Pavol Federl (University of Calgary), A. R. Taylor (University of Calgary),
Cameron Kiddle (University of Calgary),
Arne Grimstrup (University of Calgary),
Kevin Robinson (Calgary Scientific),
Matt Stephure (Calgary Scientific),
Gary Yee (Calgary Scientific)
The next generation telescopes, such as the Square Kilometer Array (SKA) and Large Synoptic Survey Telescope (LSST), will generate massive data volumes at rates that are magnitudes higher than that of the current telescopes. Unless a radically innovative technology presents itself in the near future to deal with the storage and transport of large data, astronomers will have to start looking for different ways of conducting science that requires processing and visualization. In this paper we describe the design and implementation of an application that is capable of visualizing large remote data sets. It has been developed as part of CyberSKA, a Canadian lead project aimed at exploring and implementing a cyberinfrastructure that will be required to address the evolving data intensive science needs of future radio telescopes.
The main objective of the visualization application is to provide users the ability to interactively explore large multidimensional data sets directly in the browser, without the need to download or install any additional software. An important goal was to replicate as many features and interactivity users are accustomed to in more traditional desktop applications, such as Kvis or DS9. In order to achieve this goal, we had to deal with a number of challenges, such as restricted programing environment supplied by browsers and even more importantly the limited network speeds available to average users.
At ADASS XX in Boston we presented our initial, client-side based visualization tool, which carried out all computation/processing in the Web browser. Unfortunately this tool was not scalable to larger data and itís design did not make it possible to offer more advanced features, such as playing of movies along the 3rd axis of the data, or dynamic computation of profiles along different axes.

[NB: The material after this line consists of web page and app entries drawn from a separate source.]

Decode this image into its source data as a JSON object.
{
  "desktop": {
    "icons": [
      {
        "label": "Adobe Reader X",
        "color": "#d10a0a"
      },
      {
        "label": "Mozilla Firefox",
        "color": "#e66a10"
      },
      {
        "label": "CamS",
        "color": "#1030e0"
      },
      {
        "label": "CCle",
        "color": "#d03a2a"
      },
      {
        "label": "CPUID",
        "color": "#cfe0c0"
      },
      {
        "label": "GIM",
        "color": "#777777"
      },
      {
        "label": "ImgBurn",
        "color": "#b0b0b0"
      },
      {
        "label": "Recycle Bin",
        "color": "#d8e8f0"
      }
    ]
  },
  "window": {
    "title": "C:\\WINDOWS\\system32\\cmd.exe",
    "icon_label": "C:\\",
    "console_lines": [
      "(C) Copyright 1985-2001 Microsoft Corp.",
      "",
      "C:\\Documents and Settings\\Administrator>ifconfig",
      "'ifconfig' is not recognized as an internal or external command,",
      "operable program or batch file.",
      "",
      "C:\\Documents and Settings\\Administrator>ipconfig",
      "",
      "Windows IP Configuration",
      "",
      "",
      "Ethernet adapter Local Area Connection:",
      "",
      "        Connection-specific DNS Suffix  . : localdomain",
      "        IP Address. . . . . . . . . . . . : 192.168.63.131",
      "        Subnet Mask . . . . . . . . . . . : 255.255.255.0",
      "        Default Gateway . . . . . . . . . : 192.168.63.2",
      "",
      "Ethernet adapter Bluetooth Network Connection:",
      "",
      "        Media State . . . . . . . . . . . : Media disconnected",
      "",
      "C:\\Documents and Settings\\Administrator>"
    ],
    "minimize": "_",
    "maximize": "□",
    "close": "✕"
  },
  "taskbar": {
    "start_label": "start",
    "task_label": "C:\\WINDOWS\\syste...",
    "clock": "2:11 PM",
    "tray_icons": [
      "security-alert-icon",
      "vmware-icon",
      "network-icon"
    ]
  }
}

We have now implemented a predominantly server-side based visualization approach that eliminated these drawbacks. Just like itís predecessor, the new version is seamlessly integrated into the CyberSKA Web Portal, where users can easily visualize any data integrated with the portalís distributed data management system at the click of a button.

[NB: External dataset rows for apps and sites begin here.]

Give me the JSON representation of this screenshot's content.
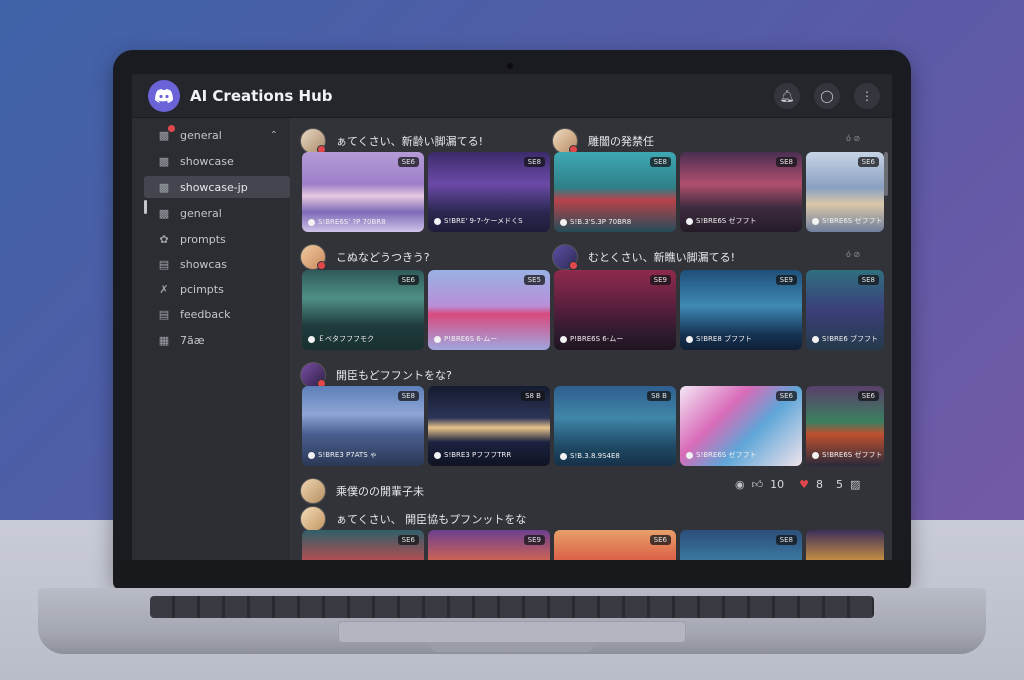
{
  "app": {
    "title": "AI Creations Hub"
  },
  "header": {
    "icons": [
      "bell-icon",
      "user-icon",
      "more-icon"
    ]
  },
  "sidebar": {
    "channels": [
      {
        "label": "general",
        "icon": "bot-icon"
      },
      {
        "label": "showcase",
        "icon": "bot-icon"
      },
      {
        "label": "showcase-jp",
        "icon": "bot-icon"
      },
      {
        "label": "general",
        "icon": "bot-icon"
      },
      {
        "label": "prompts",
        "icon": "palette-icon"
      },
      {
        "label": "showcas",
        "icon": "list-icon"
      },
      {
        "label": "pcimpts",
        "icon": "tools-icon"
      },
      {
        "label": "feedback",
        "icon": "list-icon"
      },
      {
        "label": "7ãæ",
        "icon": "puzzle-icon"
      }
    ]
  },
  "feed": {
    "posts": [
      {
        "title": "ぁてくさい、新齢い脚漏てる!"
      },
      {
        "title": "雕闇の発禁任"
      },
      {
        "title": "こぬなどうつきう?"
      },
      {
        "title": "むとくさい、新瞧い脚漏てる!"
      },
      {
        "title": "開臣もどフフントをな?"
      },
      {
        "title": "乘僕のの開輩子未"
      },
      {
        "title": "ぁてくさい、 開臣協もプフンットをな"
      }
    ],
    "row1": [
      {
        "badge": "SE6",
        "caption": "S!BRE6S' ?P 70BR8"
      },
      {
        "badge": "SE8",
        "caption": "S!BRE' 9-7-ケーメドくS"
      },
      {
        "badge": "SE8",
        "caption": "S!B.3'S.3P 70BR8"
      },
      {
        "badge": "SE8",
        "caption": "S!BRE6S ゼフフト"
      },
      {
        "badge": "SE6",
        "caption": "S!BRE6S ゼフフト"
      }
    ],
    "row2": [
      {
        "badge": "SE6",
        "caption": "Ｅベタフフフモク"
      },
      {
        "badge": "SE5",
        "caption": "P!BRE6S 6-ムー"
      },
      {
        "badge": "SE9",
        "caption": "P!BRE6S 6-ムー"
      },
      {
        "badge": "SE9",
        "caption": "S!BRE8 ブフフト"
      },
      {
        "badge": "SE8",
        "caption": "S!BRE6 ブフフト"
      }
    ],
    "row3": [
      {
        "badge": "SE8",
        "caption": "S!BRE3 P7ATS ゃ"
      },
      {
        "badge": "S8 B",
        "caption": "S!BRE3 PフフフTRR"
      },
      {
        "badge": "S8 B",
        "caption": "S!B.3.8.9S4E8"
      },
      {
        "badge": "SE6",
        "caption": "S!BRE6S ゼフフト"
      },
      {
        "badge": "SE6",
        "caption": "S!BRE6S ゼフフト"
      }
    ],
    "row4": [
      {
        "badge": "SE6"
      },
      {
        "badge": "SE9"
      },
      {
        "badge": "SE6"
      },
      {
        "badge": "SE8"
      }
    ],
    "reactions": {
      "likes": "10",
      "hearts": "8",
      "count": "5"
    },
    "small_reacts": [
      "ó ⊘",
      "ó ⊘",
      "ó ⊘",
      "ó ⊘"
    ]
  }
}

To implement the new visualization tool we partnered with Calgary Scientific and utilized their PureWeb technology, which facilitates both re-purposing of legacy server based applications to be used on the Internet, as well as rapid and advanced development of new and fully web-enabled rich GUI applications that manipulate and visualize large remote data sets. The new implementation consists of two distinct parts: client and server code, which communicate with each other through bi-directional connections. The client side code, running entirely within a browser environment, is a thin application which mostly contains code that deals with GUI elements and performs some basic computations that do not require fast data access. The server code, written in C++, implements computations that require large resources and/or fast data access. The results of server operations are compressed and transmitted back to the client for display. The results contain either encoded textual information or streamed JPEG movies.
The new visualization tool supports all of the features of the previous client-based tool as well as a number of new features, which successfully demonstrates the feasibility of our server-based approach. Some of these features include interactive pan & zoom, display of cursor position and grid overlay in different coordinate systems, retrieving data values under the cursor, histogram and colormap adjustments, movie player along 3rd axis, dynamically updating profiles along three different axes, statistical calculations for data in a selected areas and two-dimensional Gaussian fitting. Currently supported data formats are FITS images and CASA visibility data, and more are planned in the future. Through the use of PureWeb technology the new tool also offers advanced collaboration features, where multiple users at geographically different locations can simultaneously view and control the same visualization session. The new tool also runs on a wider range of platforms, such as all major desktop browsers and many iOS and Android mobile devices. The tool is currently being used by the members of the GALFACTS SKA pathfinder project for visualizing spectro-polarimetric image cube data.
Slides in PDF format
Paper ID: O14